The escape of the jaguar seemed to hit my guide hard…he spoke little on the way back, and punctuated his inner monologue by pounding his fist into his open hand every now and again while muttering something unintelligible. I feared that this gloom might take hold of him, however, as I turned a bend in the trail I found him stripped to his underwear and frolicking like a child in a stream. Seeing the rejuvenating effects on my guide, I rapidly doffed my bag, spread out my solar panels in the sun which was breaking through the clouds and dove headlong into the cool. Here, ones thoughts could entwine with the gently diffused light streaming through the canopy.
We lingered until chill winds returned, driving us forward, into the jungle at spearpoint. The occasional forest gap gave us sharp reminders of our sweat drenched forms and how quickly we could go from hot, panting dogs to shivering wretches. We set up camp by another stream bank as the skies darkened and prepared dinner. Unfortunately a few horseflies thought they would invite themselves over and so I hid in my mosquito netted hammock as horseflies circled the the woe begotten guide. I empathized, though had nothing more to offer than a sympathetic smile as I settled into my bed awaiting the the nocturnal insects. The night provided only a few photographic opportunities, I was a little disappointed with the diversity found here compared to the lodge which had offered a much greater abundance.

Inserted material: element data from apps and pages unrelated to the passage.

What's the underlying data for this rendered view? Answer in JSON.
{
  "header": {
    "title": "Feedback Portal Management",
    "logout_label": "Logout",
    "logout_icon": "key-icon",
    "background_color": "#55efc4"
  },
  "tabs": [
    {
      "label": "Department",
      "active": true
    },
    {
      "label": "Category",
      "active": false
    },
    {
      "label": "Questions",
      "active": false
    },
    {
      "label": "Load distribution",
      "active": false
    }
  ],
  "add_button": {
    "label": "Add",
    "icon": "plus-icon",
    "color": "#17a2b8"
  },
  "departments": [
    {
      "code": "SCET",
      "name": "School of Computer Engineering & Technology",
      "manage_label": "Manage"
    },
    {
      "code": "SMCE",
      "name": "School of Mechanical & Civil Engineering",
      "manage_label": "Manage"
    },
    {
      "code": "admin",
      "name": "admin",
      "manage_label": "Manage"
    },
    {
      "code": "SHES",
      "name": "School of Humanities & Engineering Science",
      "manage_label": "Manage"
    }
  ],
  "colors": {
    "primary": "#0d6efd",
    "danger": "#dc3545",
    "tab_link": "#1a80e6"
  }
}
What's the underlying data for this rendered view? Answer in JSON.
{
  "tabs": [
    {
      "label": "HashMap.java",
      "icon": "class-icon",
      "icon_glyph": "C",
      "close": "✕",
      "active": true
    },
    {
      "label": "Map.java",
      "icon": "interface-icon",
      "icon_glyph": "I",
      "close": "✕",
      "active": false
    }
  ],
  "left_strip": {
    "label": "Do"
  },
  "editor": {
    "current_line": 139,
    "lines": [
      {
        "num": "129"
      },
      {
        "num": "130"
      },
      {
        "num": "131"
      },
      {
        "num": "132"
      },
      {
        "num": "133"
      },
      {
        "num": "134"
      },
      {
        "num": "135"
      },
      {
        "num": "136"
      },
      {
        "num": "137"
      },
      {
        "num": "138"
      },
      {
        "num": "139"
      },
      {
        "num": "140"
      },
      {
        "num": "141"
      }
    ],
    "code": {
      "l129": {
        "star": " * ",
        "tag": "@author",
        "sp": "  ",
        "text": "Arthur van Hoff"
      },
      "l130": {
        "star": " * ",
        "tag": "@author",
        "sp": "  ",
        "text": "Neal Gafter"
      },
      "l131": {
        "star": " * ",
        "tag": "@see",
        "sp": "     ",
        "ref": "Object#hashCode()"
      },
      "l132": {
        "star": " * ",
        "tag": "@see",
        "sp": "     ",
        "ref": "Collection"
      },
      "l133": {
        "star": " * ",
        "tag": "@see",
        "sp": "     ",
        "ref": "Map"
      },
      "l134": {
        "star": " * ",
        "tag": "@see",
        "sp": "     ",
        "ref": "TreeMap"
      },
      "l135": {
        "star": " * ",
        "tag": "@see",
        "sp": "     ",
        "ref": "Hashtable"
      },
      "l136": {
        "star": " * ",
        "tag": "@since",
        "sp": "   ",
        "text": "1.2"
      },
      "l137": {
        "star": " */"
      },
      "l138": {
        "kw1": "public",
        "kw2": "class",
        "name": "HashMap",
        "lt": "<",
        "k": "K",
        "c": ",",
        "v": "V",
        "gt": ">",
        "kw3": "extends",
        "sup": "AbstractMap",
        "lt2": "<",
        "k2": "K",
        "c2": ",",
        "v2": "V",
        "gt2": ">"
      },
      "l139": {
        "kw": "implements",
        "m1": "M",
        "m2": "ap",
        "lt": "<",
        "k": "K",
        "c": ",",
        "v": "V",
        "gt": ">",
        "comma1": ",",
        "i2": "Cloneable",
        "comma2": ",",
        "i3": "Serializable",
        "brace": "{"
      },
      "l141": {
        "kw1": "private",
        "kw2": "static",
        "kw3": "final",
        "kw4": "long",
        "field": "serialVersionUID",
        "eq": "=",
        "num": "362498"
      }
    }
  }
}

My find of the evening is probably not what most people would have gotten excited about, however I had never witnessed it before. As I have mentioned before, catching a picture that tells a story of the life history of the animal or insect is what I strive for. And it is more difficult and rarer than one would think. Fortunately, I was able to witness and document one such example in the form of a grasshopper ovipositing its eggs.
Last of the night was a large hunting centipede (Scolopendra sp.). These can be quite large, up to a foot long in certain species. In fact in a certain Venezuelan cave, these monstrous centipedes will climb onto the cave walls and hang suspended from the ceiling. Here they wait. Their senses attuned to the slightest disturbance, they are remarkably well adapted to their environment. A faint rustle of wings perhaps the only indication that these predators share the cave with another animal, and then the centipede strikes. It grabs small flying animal, grappling with it for a second, wrapping its multitude of legs around it until there is no escape and then it burrows it fangs (modified front legs) into the animal and injects a mixture of paralytic venom and digestive enzymes. The bat flutters, a few dying beats of its wings before the centipede is free to feed. Despite the size discrepancy these meals last only a few days. Other Scolopendra may have equally intimidating prey such as frogs and lizards, small rodents and other insects.
The following day we once again packed up and made it back to the lodge fairly quickly and without distractions. That following day we bid goodbye to the lodge and traveled several kilometers down the trail to a junction at a river. Leaving can often be bittersweet, new areas beckon, though the odd, amazing discovery at your past location begs further investigation and trumps all frustrations one may have had up to that point. A beautiful iridescent dung beetle discovered by my guide is a case in point. Though by this time my leg was aggravating me under the weight of my pack and it was time to make an executive decision, stay out the month as originally planned or else go back home. Having been diagnosed with cancer two years prior, having undergone chemotherapy and surgery, the nagging fear that cancer had returned chewed at my self confidence. Despite being hard headed when it came to enduring physical pain and sacrificing my health for adventure it was becoming something that I could no longer ignore. So, swinging in my hammock at night I pondered, go home or go on?